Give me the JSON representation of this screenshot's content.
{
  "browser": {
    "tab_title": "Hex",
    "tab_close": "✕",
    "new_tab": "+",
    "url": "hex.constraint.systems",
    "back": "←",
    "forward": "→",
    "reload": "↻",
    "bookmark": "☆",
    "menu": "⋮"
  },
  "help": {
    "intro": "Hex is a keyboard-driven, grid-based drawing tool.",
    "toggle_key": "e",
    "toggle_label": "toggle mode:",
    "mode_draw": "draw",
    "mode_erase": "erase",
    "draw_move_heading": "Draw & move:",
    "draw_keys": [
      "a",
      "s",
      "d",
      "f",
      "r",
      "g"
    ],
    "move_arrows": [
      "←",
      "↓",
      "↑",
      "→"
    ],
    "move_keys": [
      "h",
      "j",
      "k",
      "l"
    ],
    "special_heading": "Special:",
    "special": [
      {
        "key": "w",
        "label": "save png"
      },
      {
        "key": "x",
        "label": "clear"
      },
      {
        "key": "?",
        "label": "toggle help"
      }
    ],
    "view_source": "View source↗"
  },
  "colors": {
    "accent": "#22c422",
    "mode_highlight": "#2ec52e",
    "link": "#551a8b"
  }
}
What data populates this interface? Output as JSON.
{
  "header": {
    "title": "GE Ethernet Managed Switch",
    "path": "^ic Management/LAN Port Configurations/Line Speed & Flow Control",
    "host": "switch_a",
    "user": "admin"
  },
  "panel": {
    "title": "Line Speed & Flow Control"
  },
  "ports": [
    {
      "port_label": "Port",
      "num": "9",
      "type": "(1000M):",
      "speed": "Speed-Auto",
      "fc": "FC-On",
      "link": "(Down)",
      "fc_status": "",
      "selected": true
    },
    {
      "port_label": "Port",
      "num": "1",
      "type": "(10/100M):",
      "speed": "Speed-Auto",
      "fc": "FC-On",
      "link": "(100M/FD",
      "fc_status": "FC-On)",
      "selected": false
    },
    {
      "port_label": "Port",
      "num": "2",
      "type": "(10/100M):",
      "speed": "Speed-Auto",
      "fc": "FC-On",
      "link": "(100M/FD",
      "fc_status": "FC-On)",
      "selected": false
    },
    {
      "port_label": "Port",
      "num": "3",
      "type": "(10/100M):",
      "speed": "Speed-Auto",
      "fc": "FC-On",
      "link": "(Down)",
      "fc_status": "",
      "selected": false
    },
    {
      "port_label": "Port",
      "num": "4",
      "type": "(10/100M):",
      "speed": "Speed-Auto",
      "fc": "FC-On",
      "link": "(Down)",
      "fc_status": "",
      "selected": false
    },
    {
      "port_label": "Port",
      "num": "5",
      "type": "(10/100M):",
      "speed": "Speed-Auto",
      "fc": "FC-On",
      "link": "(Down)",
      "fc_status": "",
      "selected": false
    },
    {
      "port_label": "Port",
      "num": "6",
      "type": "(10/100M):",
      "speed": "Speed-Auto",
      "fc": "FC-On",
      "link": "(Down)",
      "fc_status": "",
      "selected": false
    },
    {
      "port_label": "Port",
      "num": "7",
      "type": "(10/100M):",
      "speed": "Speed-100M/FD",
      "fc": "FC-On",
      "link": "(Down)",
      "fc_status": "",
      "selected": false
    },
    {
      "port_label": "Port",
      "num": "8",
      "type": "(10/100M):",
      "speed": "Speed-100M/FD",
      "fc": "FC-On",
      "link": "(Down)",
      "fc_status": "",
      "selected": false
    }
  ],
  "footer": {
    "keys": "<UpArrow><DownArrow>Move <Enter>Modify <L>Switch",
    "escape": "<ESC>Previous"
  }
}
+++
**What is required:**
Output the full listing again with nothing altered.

**Reply:**
Give me the JSON representation of this screenshot's content.
{
  "browser": {
    "tab_title": "Hex",
    "tab_close": "✕",
    "new_tab": "+",
    "url": "hex.constraint.systems",
    "back": "←",
    "forward": "→",
    "reload": "↻",
    "bookmark": "☆",
    "menu": "⋮"
  },
  "help": {
    "intro": "Hex is a keyboard-driven, grid-based drawing tool.",
    "toggle_key": "e",
    "toggle_label": "toggle mode:",
    "mode_draw": "draw",
    "mode_erase": "erase",
    "draw_move_heading": "Draw & move:",
    "draw_keys": [
      "a",
      "s",
      "d",
      "f",
      "r",
      "g"
    ],
    "move_arrows": [
      "←",
      "↓",
      "↑",
      "→"
    ],
    "move_keys": [
      "h",
      "j",
      "k",
      "l"
    ],
    "special_heading": "Special:",
    "special": [
      {
        "key": "w",
        "label": "save png"
      },
      {
        "key": "x",
        "label": "clear"
      },
      {
        "key": "?",
        "label": "toggle help"
      }
    ],
    "view_source": "View source↗"
  },
  "colors": {
    "accent": "#22c422",
    "mode_highlight": "#2ec52e",
    "link": "#551a8b"
  }
}
What data populates this interface? Output as JSON.
{
  "header": {
    "title": "GE Ethernet Managed Switch",
    "path": "^ic Management/LAN Port Configurations/Line Speed & Flow Control",
    "host": "switch_a",
    "user": "admin"
  },
  "panel": {
    "title": "Line Speed & Flow Control"
  },
  "ports": [
    {
      "port_label": "Port",
      "num": "9",
      "type": "(1000M):",
      "speed": "Speed-Auto",
      "fc": "FC-On",
      "link": "(Down)",
      "fc_status": "",
      "selected": true
    },
    {
      "port_label": "Port",
      "num": "1",
      "type": "(10/100M):",
      "speed": "Speed-Auto",
      "fc": "FC-On",
      "link": "(100M/FD",
      "fc_status": "FC-On)",
      "selected": false
    },
    {
      "port_label": "Port",
      "num": "2",
      "type": "(10/100M):",
      "speed": "Speed-Auto",
      "fc": "FC-On",
      "link": "(100M/FD",
      "fc_status": "FC-On)",
      "selected": false
    },
    {
      "port_label": "Port",
      "num": "3",
      "type": "(10/100M):",
      "speed": "Speed-Auto",
      "fc": "FC-On",
      "link": "(Down)",
      "fc_status": "",
      "selected": false
    },
    {
      "port_label": "Port",
      "num": "4",
      "type": "(10/100M):",
      "speed": "Speed-Auto",
      "fc": "FC-On",
      "link": "(Down)",
      "fc_status": "",
      "selected": false
    },
    {
      "port_label": "Port",
      "num": "5",
      "type": "(10/100M):",
      "speed": "Speed-Auto",
      "fc": "FC-On",
      "link": "(Down)",
      "fc_status": "",
      "selected": false
    },
    {
      "port_label": "Port",
      "num": "6",
      "type": "(10/100M):",
      "speed": "Speed-Auto",
      "fc": "FC-On",
      "link": "(Down)",
      "fc_status": "",
      "selected": false
    },
    {
      "port_label": "Port",
      "num": "7",
      "type": "(10/100M):",
      "speed": "Speed-100M/FD",
      "fc": "FC-On",
      "link": "(Down)",
      "fc_status": "",
      "selected": false
    },
    {
      "port_label": "Port",
      "num": "8",
      "type": "(10/100M):",
      "speed": "Speed-100M/FD",
      "fc": "FC-On",
      "link": "(Down)",
      "fc_status": "",
      "selected": false
    }
  ],
  "footer": {
    "keys": "<UpArrow><DownArrow>Move <Enter>Modify <L>Switch",
    "escape": "<ESC>Previous"
  }
}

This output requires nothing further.